In the office of a colleague a while back I noticed a towering pile of books on the desk, as if he were re-arranging his book shelves or carting out old titles to a different location. But no, it was his “to read” pile, and it was impressive and imposing.
And so I decided to dive in.
“As poets struggle to find a place in contemporary cultural reality, psychoanalysts, implicitly or explicitly, are still promoting the poets as ego-ideals.”
Philips, “Poetry and Psychoanalysis”
The crux of Phillips’ essays is the mutual relationship between literature and psychoanalysis…and psychoanalysts’ established reverence for creative writers. Literature, according to Freud, gave birth to psychoanalysis and psychoanalysis often gives resonance to literature.

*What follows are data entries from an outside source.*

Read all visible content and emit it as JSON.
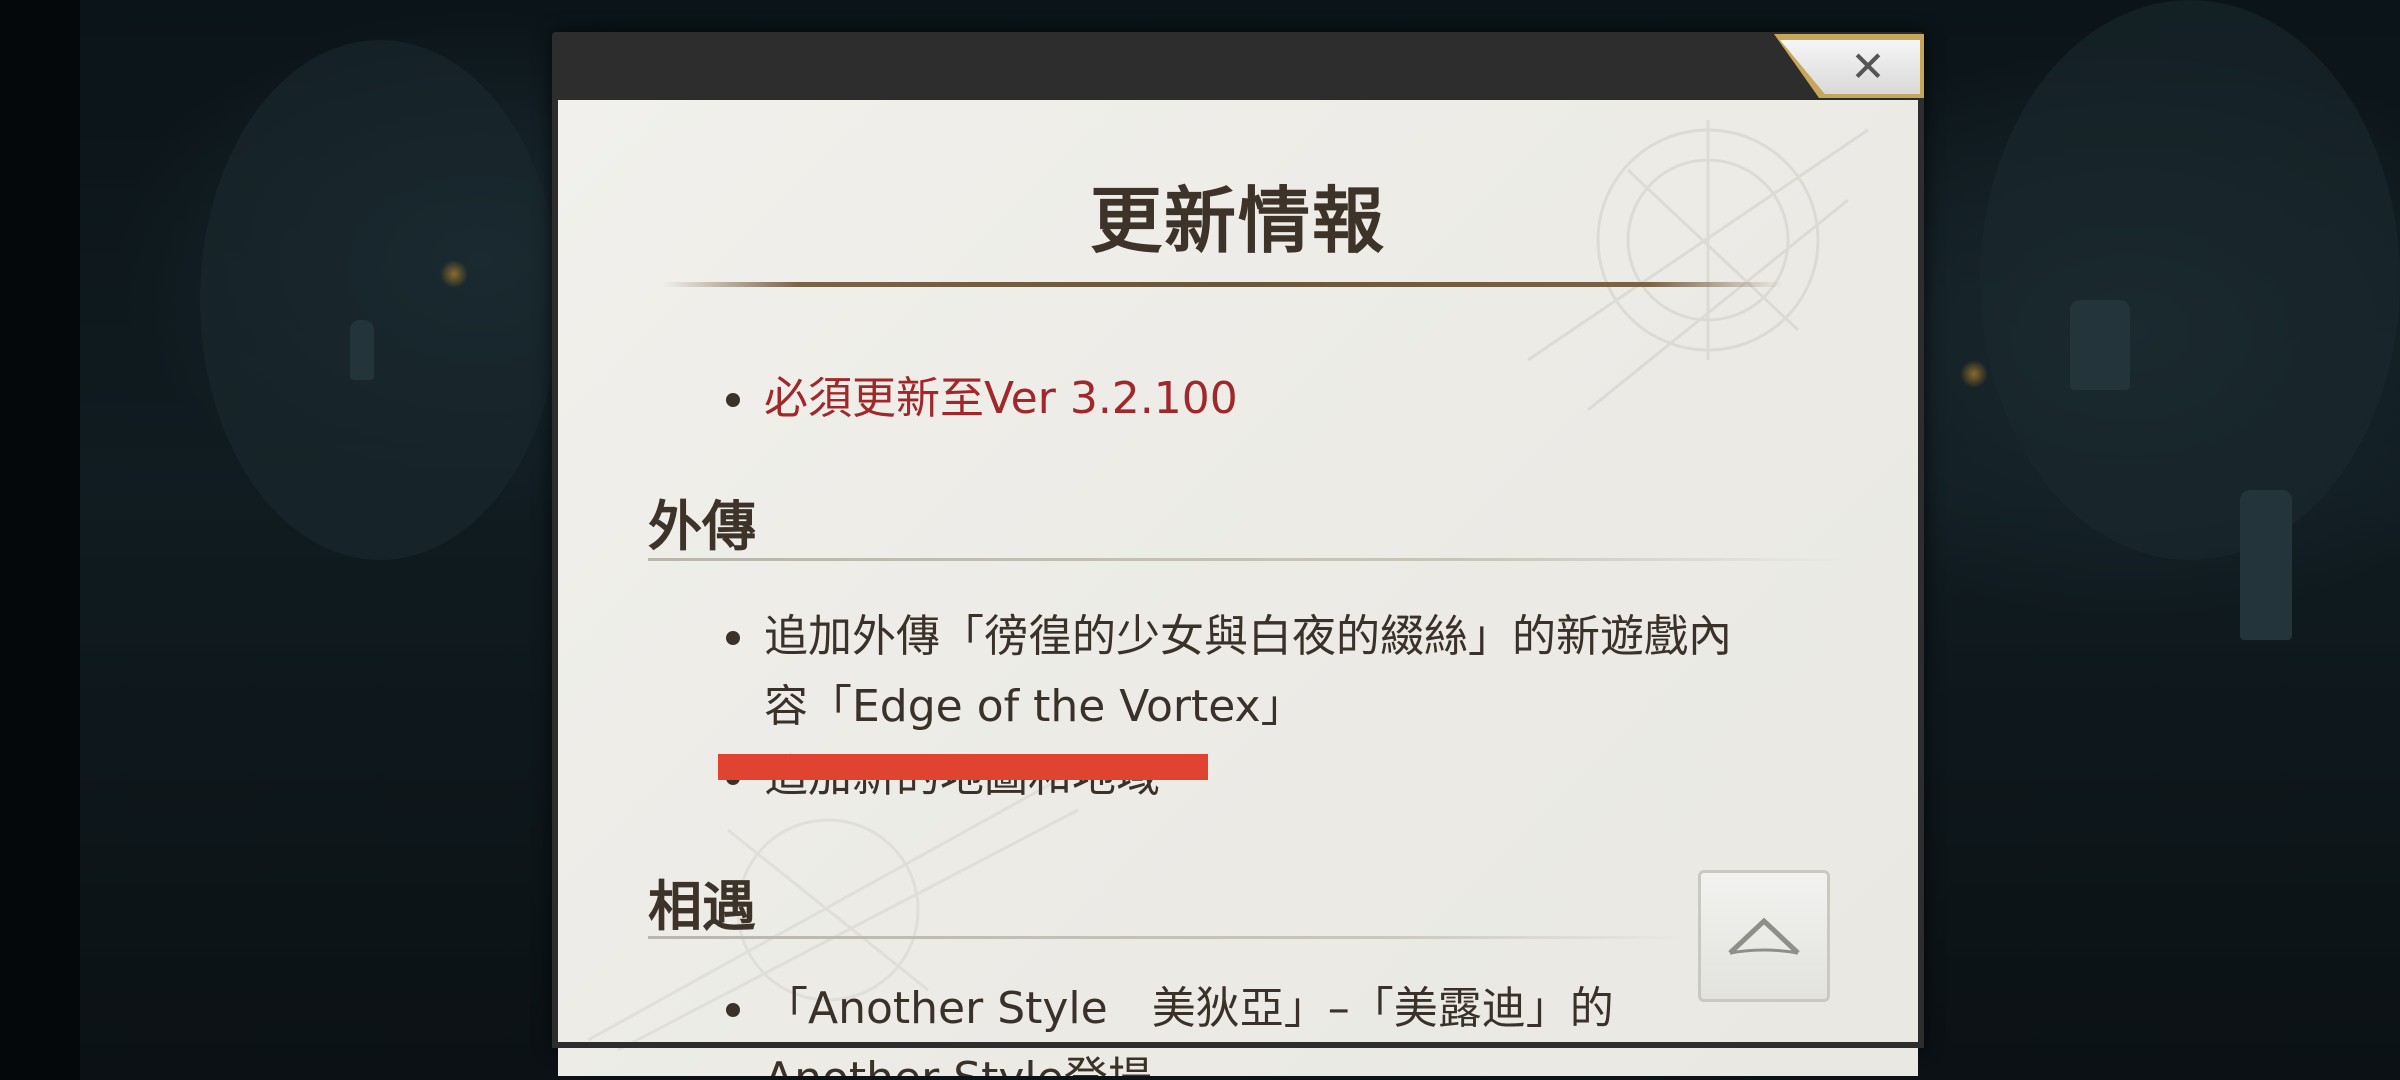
{
  "dialog": {
    "title": "更新情報",
    "close_icon": "close-icon",
    "scroll_top_icon": "chevron-up-icon",
    "accent_color": "#c7a65a",
    "notice": "必須更新至Ver 3.2.100",
    "notice_color": "#a1282a",
    "sections": [
      {
        "title": "外傳",
        "items": [
          "追加外傳「徬徨的少女與白夜的綴絲」的新遊戲內",
          "容「Edge of the Vortex」",
          "追加新的地圖和地域"
        ]
      },
      {
        "title": "相遇",
        "items": [
          "「Another Style　美狄亞」–「美露迪」的",
          "Another Style登場"
        ]
      }
    ]
  }
}
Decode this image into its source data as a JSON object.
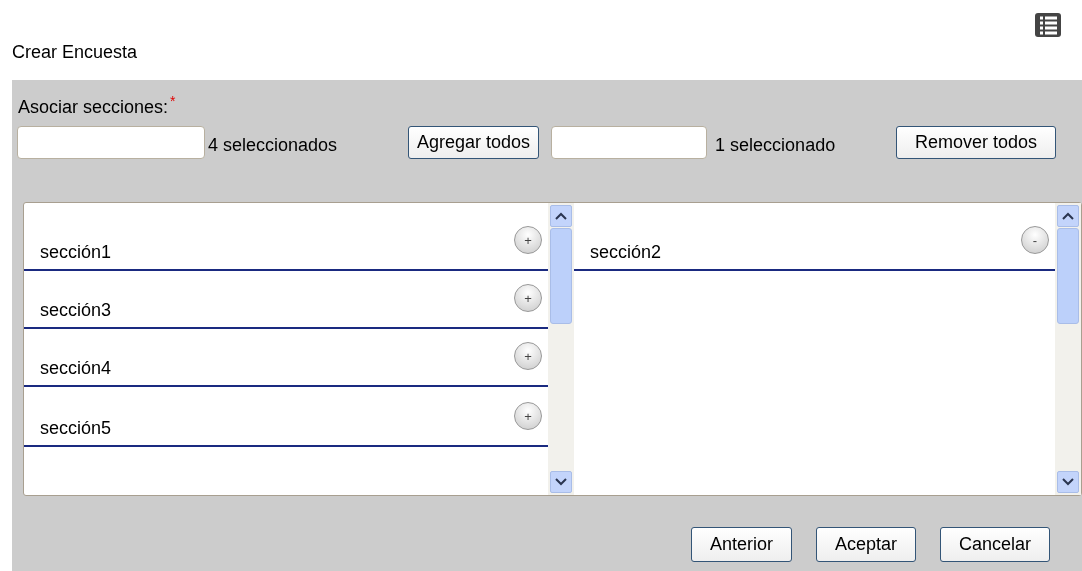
{
  "title": "Crear Encuesta",
  "field_label": "Asociar secciones:",
  "required_mark": "*",
  "available": {
    "count": "4 seleccionados",
    "button": "Agregar todos",
    "items": [
      {
        "label": "sección1",
        "action": "+"
      },
      {
        "label": "sección3",
        "action": "+"
      },
      {
        "label": "sección4",
        "action": "+"
      },
      {
        "label": "sección5",
        "action": "+"
      }
    ]
  },
  "selected": {
    "count": "1 seleccionado",
    "button": "Remover todos",
    "items": [
      {
        "label": "sección2",
        "action": "-"
      }
    ]
  },
  "buttons": [
    "Anterior",
    "Aceptar",
    "Cancelar"
  ]
}
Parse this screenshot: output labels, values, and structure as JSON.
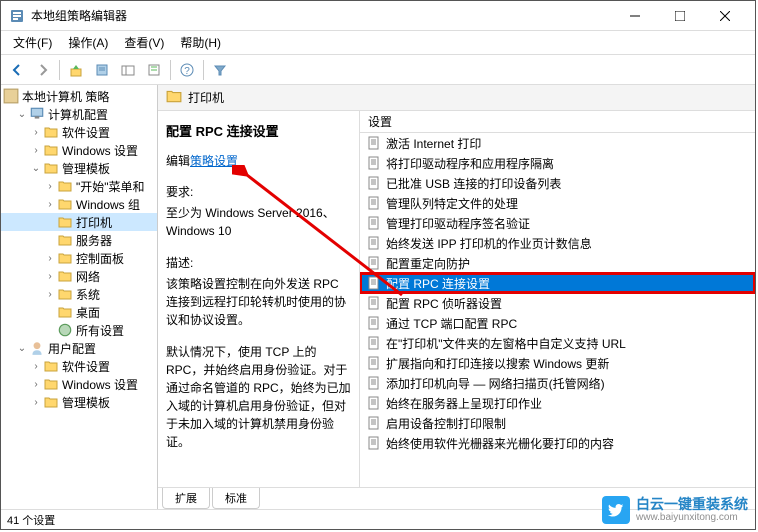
{
  "window": {
    "title": "本地组策略编辑器"
  },
  "menubar": {
    "file": "文件(F)",
    "action": "操作(A)",
    "view": "查看(V)",
    "help": "帮助(H)"
  },
  "tree": {
    "root": "本地计算机 策略",
    "computer_config": "计算机配置",
    "software_settings": "软件设置",
    "windows_settings": "Windows 设置",
    "admin_templates": "管理模板",
    "start_menu": "\"开始\"菜单和",
    "windows_components": "Windows 组",
    "printers": "打印机",
    "server": "服务器",
    "control_panel": "控制面板",
    "network": "网络",
    "system": "系统",
    "desktop": "桌面",
    "all_settings": "所有设置",
    "user_config": "用户配置",
    "user_software": "软件设置",
    "user_windows": "Windows 设置",
    "user_admin": "管理模板"
  },
  "header": {
    "title": "打印机"
  },
  "desc": {
    "title": "配置 RPC 连接设置",
    "edit_prefix": "编辑",
    "edit_link": "策略设置",
    "req_label": "要求:",
    "req_text": "至少为 Windows Server 2016、Windows 10",
    "desc_label": "描述:",
    "desc_text": "该策略设置控制在向外发送 RPC 连接到远程打印轮转机时使用的协议和协议设置。",
    "desc_text2": "默认情况下，使用 TCP 上的 RPC，并始终启用身份验证。对于通过命名管道的 RPC，始终为已加入域的计算机启用身份验证，但对于未加入域的计算机禁用身份验证。"
  },
  "list": {
    "column_header": "设置",
    "items": [
      "激活 Internet 打印",
      "将打印驱动程序和应用程序隔离",
      "已批准 USB 连接的打印设备列表",
      "管理队列特定文件的处理",
      "管理打印驱动程序签名验证",
      "始终发送 IPP 打印机的作业页计数信息",
      "配置重定向防护",
      "配置 RPC 连接设置",
      "配置 RPC 侦听器设置",
      "通过 TCP 端口配置 RPC",
      "在\"打印机\"文件夹的左窗格中自定义支持 URL",
      "扩展指向和打印连接以搜索 Windows 更新",
      "添加打印机向导 — 网络扫描页(托管网络)",
      "始终在服务器上呈现打印作业",
      "启用设备控制打印限制",
      "始终使用软件光栅器来光栅化要打印的内容"
    ],
    "selected_index": 7
  },
  "tabs": {
    "extended": "扩展",
    "standard": "标准"
  },
  "statusbar": {
    "count": "41 个设置"
  },
  "watermark": {
    "title": "白云一键重装系统",
    "url": "www.baiyunxitong.com"
  }
}
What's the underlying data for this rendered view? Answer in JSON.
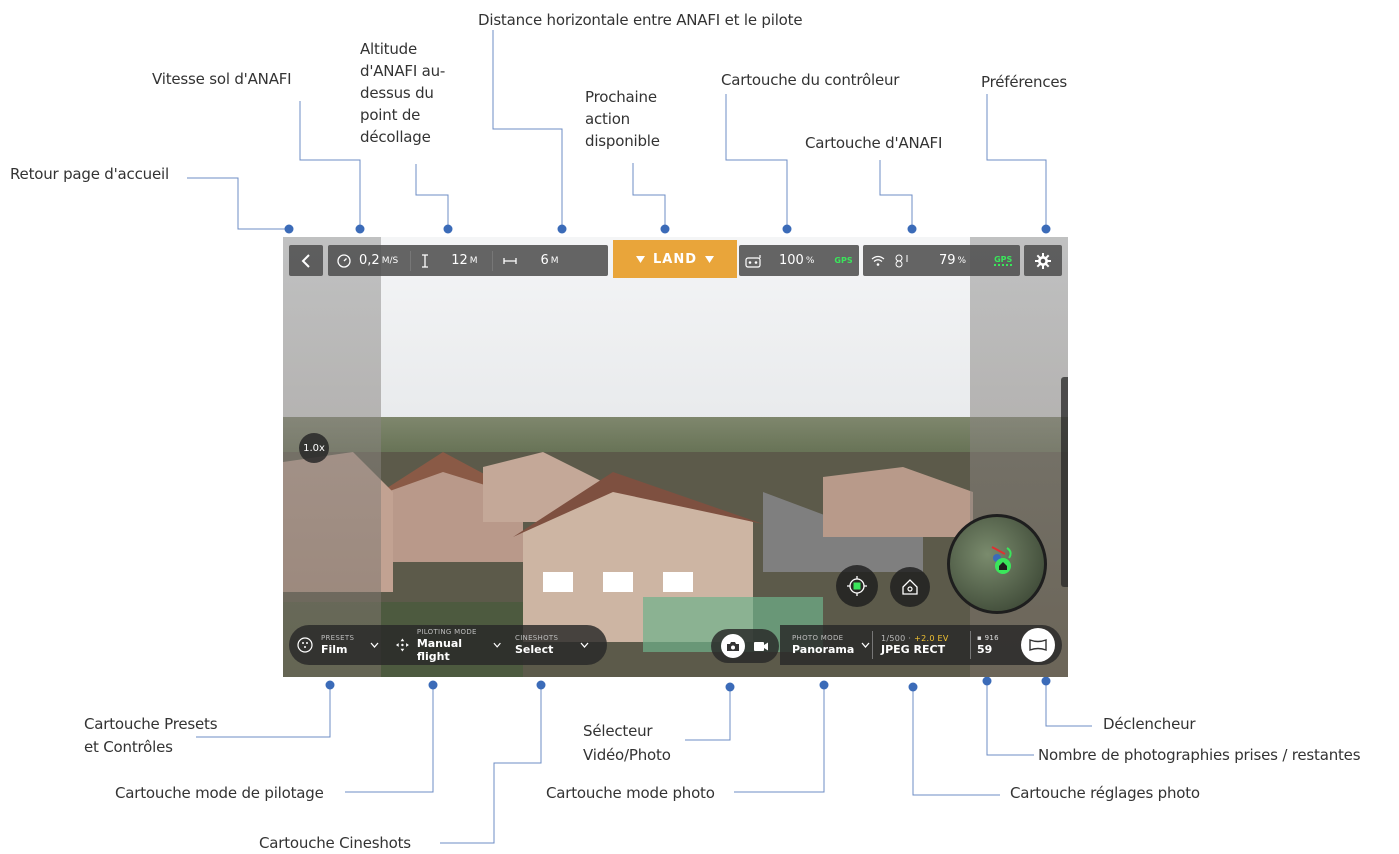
{
  "annotations": {
    "retour": "Retour page d'accueil",
    "vitesse": "Vitesse sol d'ANAFI",
    "altitude": "Altitude d'ANAFI au-dessus du point de décollage",
    "distance": "Distance horizontale entre ANAFI et le pilote",
    "prochaine": "Prochaine action disponible",
    "cartouche_controleur": "Cartouche du contrôleur",
    "cartouche_anafi": "Cartouche d'ANAFI",
    "preferences": "Préférences",
    "presets_line1": "Cartouche Presets",
    "presets_line2": "et Contrôles",
    "mode_pilotage": "Cartouche mode de pilotage",
    "cineshots": "Cartouche Cineshots",
    "selecteur_line1": "Sélecteur",
    "selecteur_line2": "Vidéo/Photo",
    "mode_photo": "Cartouche mode photo",
    "reglages_photo": "Cartouche réglages photo",
    "nombre_photos": "Nombre de photographies prises / restantes",
    "declencheur": "Déclencheur"
  },
  "hud": {
    "speed_value": "0,2",
    "speed_unit": "M/S",
    "altitude_value": "12",
    "altitude_unit": "M",
    "distance_value": "6",
    "distance_unit": "M",
    "land_label": "LAND",
    "controller_battery": "100",
    "controller_battery_unit": "%",
    "controller_gps": "GPS",
    "drone_battery": "79",
    "drone_battery_unit": "%",
    "drone_gps": "GPS",
    "zoom": "1.0x"
  },
  "bottom": {
    "presets_caption": "PRESETS",
    "presets_value": "Film",
    "piloting_caption": "PILOTING MODE",
    "piloting_value": "Manual flight",
    "cineshots_caption": "CINESHOTS",
    "cineshots_value": "Select",
    "photo_mode_caption": "PHOTO MODE",
    "photo_mode_value": "Panorama",
    "shutter_speed": "1/500",
    "separator": "·",
    "ev": "+2.0 EV",
    "format": "JPEG RECT",
    "photos_remaining": "916",
    "photos_taken": "59"
  },
  "colors": {
    "land_bg": "#e9a53a",
    "gps_green": "#3ae65b",
    "leader_line": "#4a6fb3",
    "dot": "#3b6bb8",
    "ev_yellow": "#f1c232"
  }
}
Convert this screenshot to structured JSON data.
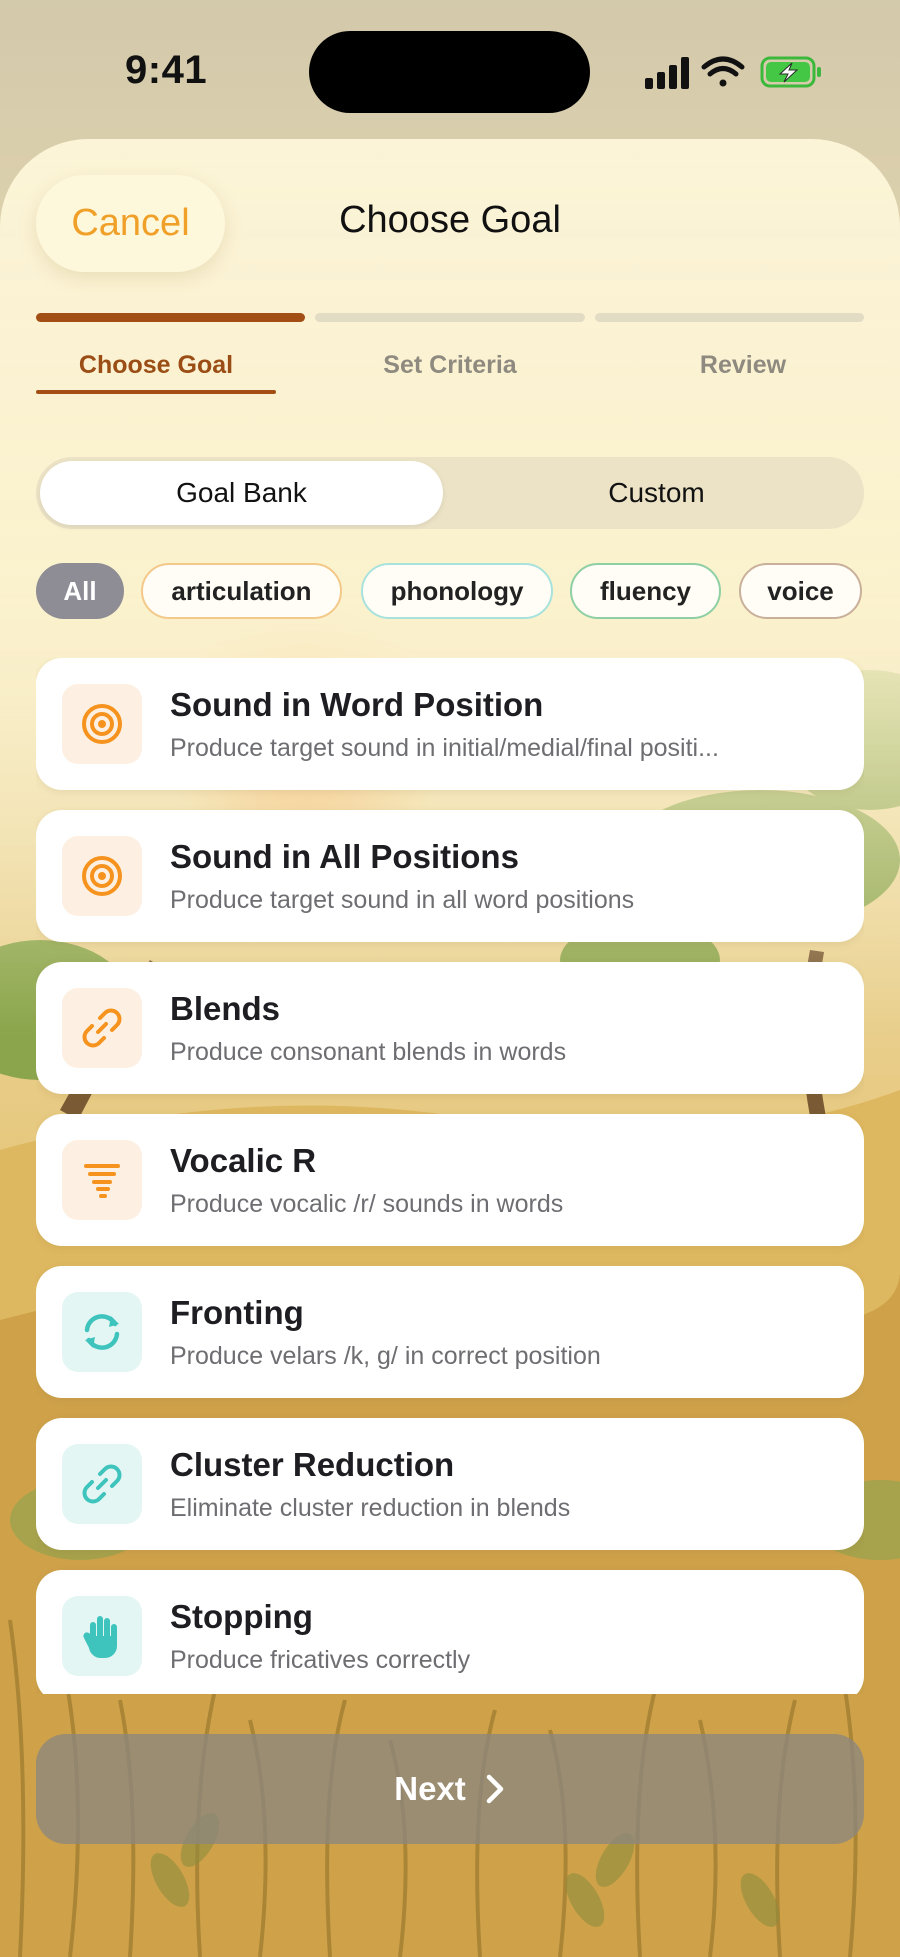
{
  "status_bar": {
    "time": "9:41"
  },
  "header": {
    "cancel_label": "Cancel",
    "title": "Choose Goal"
  },
  "steps": [
    "Choose Goal",
    "Set Criteria",
    "Review"
  ],
  "active_step": 0,
  "source_toggle": {
    "options": [
      "Goal Bank",
      "Custom"
    ],
    "selected": "Goal Bank"
  },
  "filters": [
    "All",
    "articulation",
    "phonology",
    "fluency",
    "voice"
  ],
  "selected_filter": "All",
  "goals": [
    {
      "title": "Sound in Word Position",
      "description": "Produce target sound in initial/medial/final positi...",
      "icon": "target-icon",
      "color": "#f5931e"
    },
    {
      "title": "Sound in All Positions",
      "description": "Produce target sound in all word positions",
      "icon": "target-icon",
      "color": "#f5931e"
    },
    {
      "title": "Blends",
      "description": "Produce consonant blends in words",
      "icon": "link-icon",
      "color": "#f5931e"
    },
    {
      "title": "Vocalic R",
      "description": "Produce vocalic /r/ sounds in words",
      "icon": "tornado-icon",
      "color": "#f5931e"
    },
    {
      "title": "Fronting",
      "description": "Produce velars /k, g/ in correct position",
      "icon": "refresh-icon",
      "color": "#3fc4bd"
    },
    {
      "title": "Cluster Reduction",
      "description": "Eliminate cluster reduction in blends",
      "icon": "link-icon",
      "color": "#3fc4bd"
    },
    {
      "title": "Stopping",
      "description": "Produce fricatives correctly",
      "icon": "hand-icon",
      "color": "#3fc4bd"
    }
  ],
  "footer": {
    "next_label": "Next"
  },
  "colors": {
    "accent_orange": "#f0a028",
    "step_active": "#a24e14",
    "articulation": "#f5931e",
    "phonology": "#3fc4bd"
  }
}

And so go his essays.
He begins with the essay “Poetry and Psychoanalysis” and brings in the young poet Keats–a former medical student–who famously stated that science ruined poetry when Newton reduced the rainbow to a prism. Not so, Phillips says, for poetry (and you can read “creative writing” where Phillips says “poetry”) can do what the sciences cannot. Indeed, much of his argument is that the science of psychoanalysis is bringing understanding to the vision of poetry. Freud said, Phillips tells us, that the poets had long before discovered the unconscious, and that he only had devised a way to study it.
Phillips graciously gives way to “poetry” saying that the short history of psychoanalysis has been an attempt to study the unconscious that poetry reveals. And since both poetry and psychoanalysis–the “talking cure”–depend on language, and often, coded language, the two are intrinsically welded together.
And so he is off.
There are marvelous literary essays on Hamlet, Hart Crane, Martin Amis, A.E. Housman and Frederick Seidel, all informed by an accessible shading of psychoanalytic theory, as well as masterful psychoanalytic pieces on Narcissism, Jokes, Anorexia and Clutter, informed by a broad knowledge of literature/poetry. It is Phillips’ contention–his modus operandi, if you will–that the two disciplines can or should depend on each other for clarity.
The collection ends with the title piece, “Promises, Promises.” In it, Phillips examines the “promise” that both literature and psychoanalysis offer. He writes:
“If we talk about promises now, as I think we should when we talk about psychoanalysis and literature, then we are talking about hopes and wishes, about what we are wanting from our relationship with these two objects in the cultural field.”
What does reading literature promise us? What does analysis promise us? Phillips contends that both promise us, to a degree, “the experience of a relationship in silence, the unusual experience of a relationship in which no one speaks.” Of course, ultimately, the analyst must speak. But it is in that silence that often we become “true to ourselves.”
Reading psychoanalytic theory can often be dry and dusty, but Phillips’ writing never is. Bringing in an encyclopedic knowledge of both creative literature and psychoanalytic literature (and, at times, arguing that there might not be a difference), Phillips imaginatively and wittily plumbs past and current trends, canonical and esoteric literatures, clinical practice and private correspondence to bring to light his vision of psychoanalysis and literature’s potential and promise.